*** Opening of Source data ***
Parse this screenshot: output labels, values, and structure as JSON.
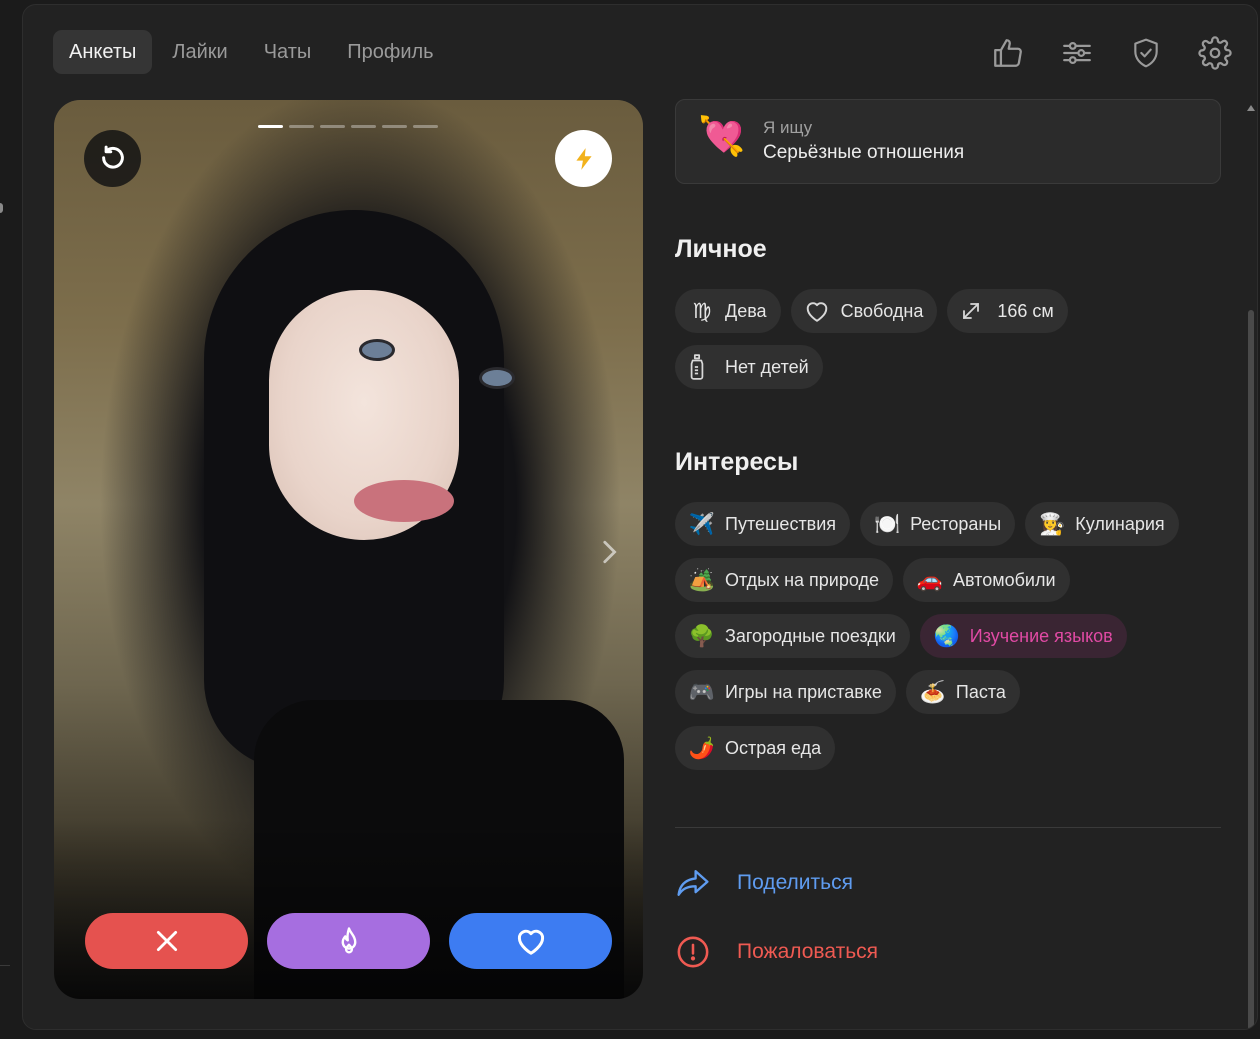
{
  "nav": {
    "tabs": [
      {
        "label": "Анкеты",
        "active": true
      },
      {
        "label": "Лайки",
        "active": false
      },
      {
        "label": "Чаты",
        "active": false
      },
      {
        "label": "Профиль",
        "active": false
      }
    ],
    "icons": [
      "thumbs-up-icon",
      "filters-icon",
      "shield-icon",
      "settings-icon"
    ]
  },
  "card": {
    "photo_count": 6,
    "photo_index": 1
  },
  "seeking": {
    "emoji": "💘",
    "label": "Я ищу",
    "value": "Серьёзные отношения"
  },
  "personal": {
    "title": "Личное",
    "chips": [
      {
        "icon": "virgo-icon",
        "label": "Дева"
      },
      {
        "icon": "heart-outline-icon",
        "label": "Свободна"
      },
      {
        "icon": "height-arrows-icon",
        "label": "166 см"
      },
      {
        "icon": "baby-bottle-icon",
        "label": "Нет детей"
      }
    ]
  },
  "interests": {
    "title": "Интересы",
    "chips": [
      {
        "emoji": "✈️",
        "label": "Путешествия",
        "highlight": false
      },
      {
        "emoji": "🍽️",
        "label": "Рестораны",
        "highlight": false
      },
      {
        "emoji": "👩‍🍳",
        "label": "Кулинария",
        "highlight": false
      },
      {
        "emoji": "🏕️",
        "label": "Отдых на природе",
        "highlight": false
      },
      {
        "emoji": "🚗",
        "label": "Автомобили",
        "highlight": false
      },
      {
        "emoji": "🌳",
        "label": "Загородные поездки",
        "highlight": false
      },
      {
        "emoji": "🌏",
        "label": "Изучение языков",
        "highlight": true
      },
      {
        "emoji": "🎮",
        "label": "Игры на приставке",
        "highlight": false
      },
      {
        "emoji": "🍝",
        "label": "Паста",
        "highlight": false
      },
      {
        "emoji": "🌶️",
        "label": "Острая еда",
        "highlight": false
      }
    ]
  },
  "links": {
    "share": "Поделиться",
    "report": "Пожаловаться"
  },
  "colors": {
    "dislike": "#e5524f",
    "superlike": "#a66ee0",
    "like": "#3d7cf2",
    "share": "#5f9cf0",
    "report": "#ef5a52",
    "highlight_text": "#e04aa4"
  }
}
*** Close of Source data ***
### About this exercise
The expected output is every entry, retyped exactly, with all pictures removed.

### Response to this exercise
Parse this screenshot: output labels, values, and structure as JSON.
{
  "nav": {
    "tabs": [
      {
        "label": "Анкеты",
        "active": true
      },
      {
        "label": "Лайки",
        "active": false
      },
      {
        "label": "Чаты",
        "active": false
      },
      {
        "label": "Профиль",
        "active": false
      }
    ],
    "icons": [
      "thumbs-up-icon",
      "filters-icon",
      "shield-icon",
      "settings-icon"
    ]
  },
  "card": {
    "photo_count": 6,
    "photo_index": 1
  },
  "seeking": {
    "emoji": "💘",
    "label": "Я ищу",
    "value": "Серьёзные отношения"
  },
  "personal": {
    "title": "Личное",
    "chips": [
      {
        "icon": "virgo-icon",
        "label": "Дева"
      },
      {
        "icon": "heart-outline-icon",
        "label": "Свободна"
      },
      {
        "icon": "height-arrows-icon",
        "label": "166 см"
      },
      {
        "icon": "baby-bottle-icon",
        "label": "Нет детей"
      }
    ]
  },
  "interests": {
    "title": "Интересы",
    "chips": [
      {
        "emoji": "✈️",
        "label": "Путешествия",
        "highlight": false
      },
      {
        "emoji": "🍽️",
        "label": "Рестораны",
        "highlight": false
      },
      {
        "emoji": "👩‍🍳",
        "label": "Кулинария",
        "highlight": false
      },
      {
        "emoji": "🏕️",
        "label": "Отдых на природе",
        "highlight": false
      },
      {
        "emoji": "🚗",
        "label": "Автомобили",
        "highlight": false
      },
      {
        "emoji": "🌳",
        "label": "Загородные поездки",
        "highlight": false
      },
      {
        "emoji": "🌏",
        "label": "Изучение языков",
        "highlight": true
      },
      {
        "emoji": "🎮",
        "label": "Игры на приставке",
        "highlight": false
      },
      {
        "emoji": "🍝",
        "label": "Паста",
        "highlight": false
      },
      {
        "emoji": "🌶️",
        "label": "Острая еда",
        "highlight": false
      }
    ]
  },
  "links": {
    "share": "Поделиться",
    "report": "Пожаловаться"
  },
  "colors": {
    "dislike": "#e5524f",
    "superlike": "#a66ee0",
    "like": "#3d7cf2",
    "share": "#5f9cf0",
    "report": "#ef5a52",
    "highlight_text": "#e04aa4"
  }
}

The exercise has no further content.